Go through the records below and return each line that has "JSON" in it.
◆ ◆ ◆ ◆
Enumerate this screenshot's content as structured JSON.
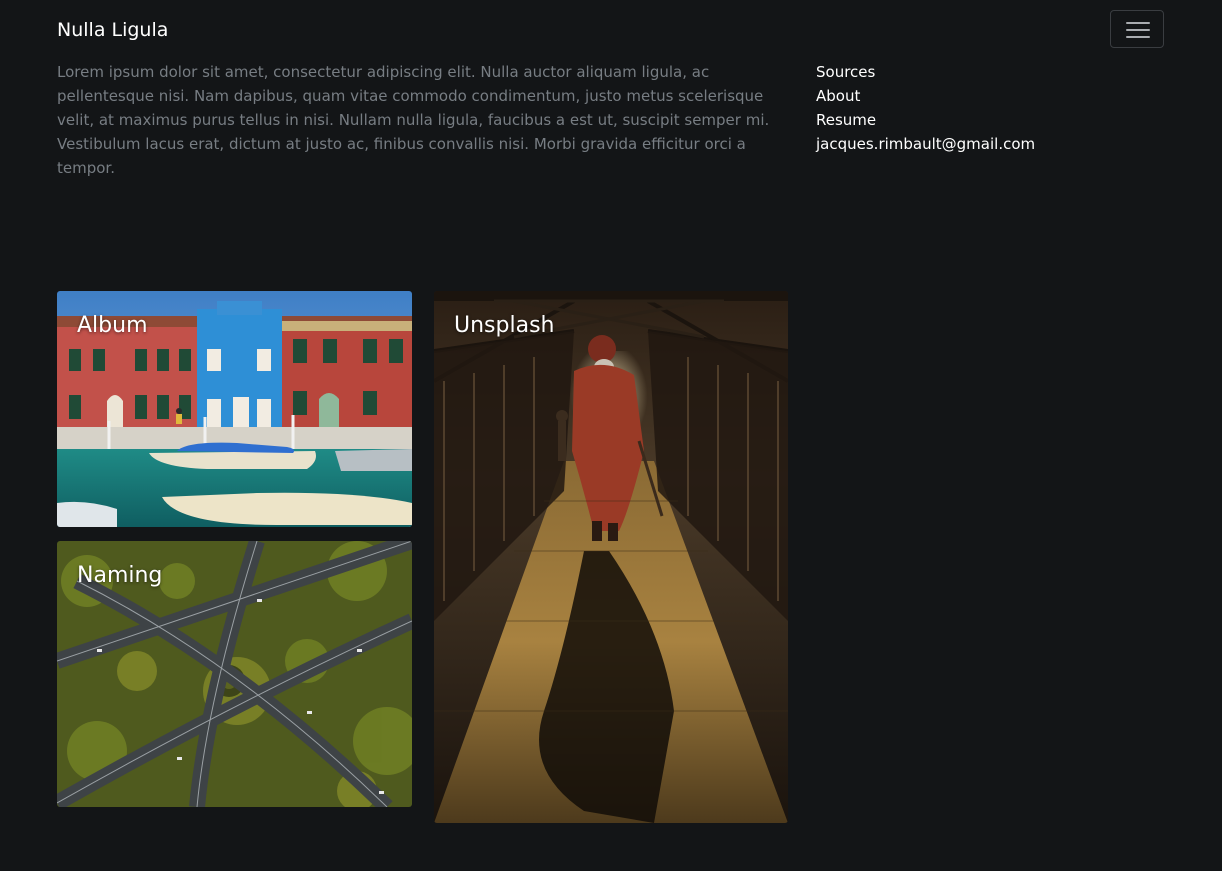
{
  "navbar": {
    "brand": "Nulla Ligula",
    "toggle_icon": "hamburger-menu-icon"
  },
  "header": {
    "intro": "Lorem ipsum dolor sit amet, consectetur adipiscing elit. Nulla auctor aliquam ligula, ac pellentesque nisi. Nam dapibus, quam vitae commodo condimentum, justo metus scelerisque velit, at maximus purus tellus in nisi. Nullam nulla ligula, faucibus a est ut, suscipit semper mi. Vestibulum lacus erat, dictum at justo ac, finibus convallis nisi. Morbi gravida efficitur orci a tempor.",
    "links": [
      {
        "label": "Sources"
      },
      {
        "label": "About"
      },
      {
        "label": "Resume"
      },
      {
        "label": "jacques.rimbault@gmail.com"
      }
    ]
  },
  "gallery": {
    "cards": [
      {
        "title": "Album",
        "image": "colorful-canal-houses-with-boats"
      },
      {
        "title": "Unsplash",
        "image": "person-walking-on-bridge-at-sunset"
      },
      {
        "title": "Naming",
        "image": "aerial-highway-interchange-over-forest"
      }
    ]
  },
  "colors": {
    "background": "#131517",
    "text_primary": "#ffffff",
    "text_muted": "#777d83",
    "toggler_border": "#3a3d41"
  }
}
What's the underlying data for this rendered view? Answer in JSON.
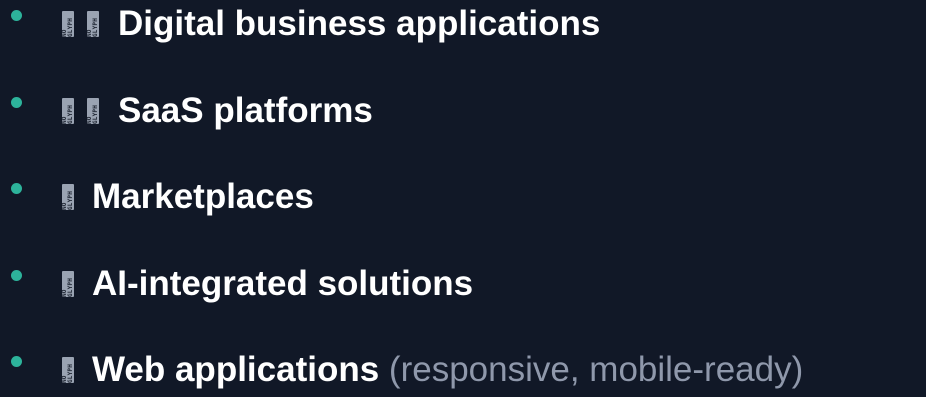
{
  "colors": {
    "background": "#111827",
    "bullet": "#2db39b",
    "text": "#ffffff",
    "muted_text": "#8f98ab",
    "missing_glyph_box": "#9aa3b2"
  },
  "missing_glyph_label": "NO GLYPH",
  "items": [
    {
      "label": "Digital business applications",
      "note": "",
      "missing_glyphs": 2
    },
    {
      "label": "SaaS platforms",
      "note": "",
      "missing_glyphs": 2
    },
    {
      "label": "Marketplaces",
      "note": "",
      "missing_glyphs": 1
    },
    {
      "label": "AI-integrated solutions",
      "note": "",
      "missing_glyphs": 1
    },
    {
      "label": "Web applications",
      "note": "(responsive, mobile-ready)",
      "missing_glyphs": 1
    }
  ]
}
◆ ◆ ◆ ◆
# Reply to the exercise
Enumerate this screenshot's content as structured JSON.
What's the underlying data for this rendered view? Answer in JSON.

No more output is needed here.